Merkel endorses Macron's European Union military plan

Merkel endorses Macron's European Union military plan

She said she was "absolutely open to talking to the new Italian government about ways to help young people find work" given high levels of youth unemployment.

In a weekend newspaper interview, Merkel ruled out debt relief for Italy, saying that the principle of solidarity among euro zone states should not turn the single currency bloc into a debt-sharing union.

In her words, cohesiveness among currency block members is important, "but solidarity between European partners should not lead to a debt union but help its members to help themselves".

Britain has already backed the planned force, which will operate independently of the European Union, despite misgivings that it could be seen as a "European army".

The conservative chancellor was also asked how far she was willing to go in helping French President Emmanuel Macron realise his vision of more solidarity in the euro zone. "Such credits would be spread over 30 years and be conditioned on sweeping structural reforms".

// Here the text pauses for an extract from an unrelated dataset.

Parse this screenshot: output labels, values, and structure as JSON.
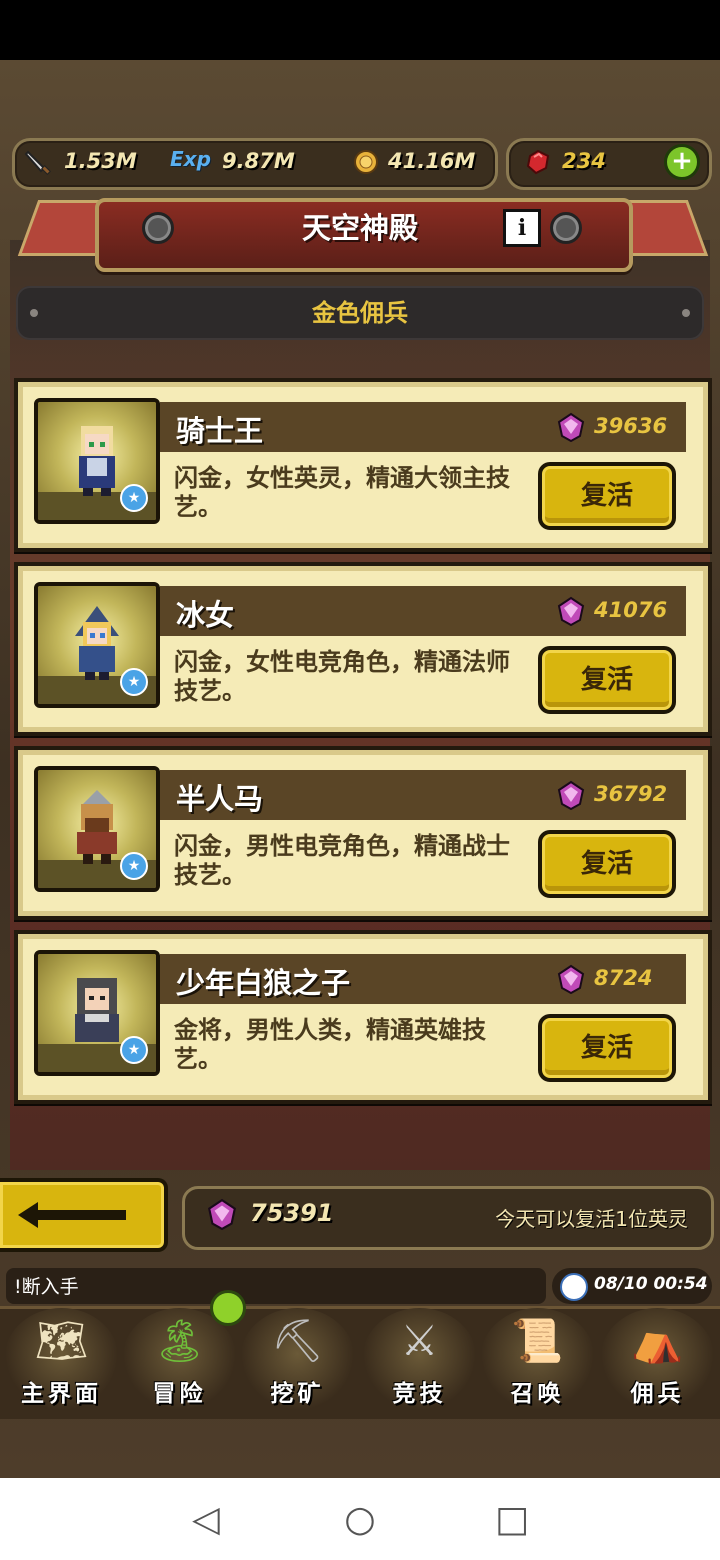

She proposed offering short-term credit lines to stricken countries, but maintained strict conditions for support: "always subject to special conditions of course, for a limited amount and with complete repayment". She also said the EMF would remain under the authority of euro-zone states, in effect giving national parliaments some say over its decisions.

In another nod to Macron, Merkel said she had a "positive view" of his joint European military intervention force. "This is very pleasing", SPD leader Andrea Nahles told the ARD public broadcaster.

For example, he is calling for the creation a eurozone budget and a eurozone finance minister. Conte, a little-known 53-year-old law professor, was sworn in on Friday, ending three months of political deadlock in the wake of inconclusive March 4 elections.

Merkel was characteristically diplomatic when asked how she felt about the incoming populist government in Italy and the comments its euroskeptic leaders had made about Italy not being "slaves to Germany and France".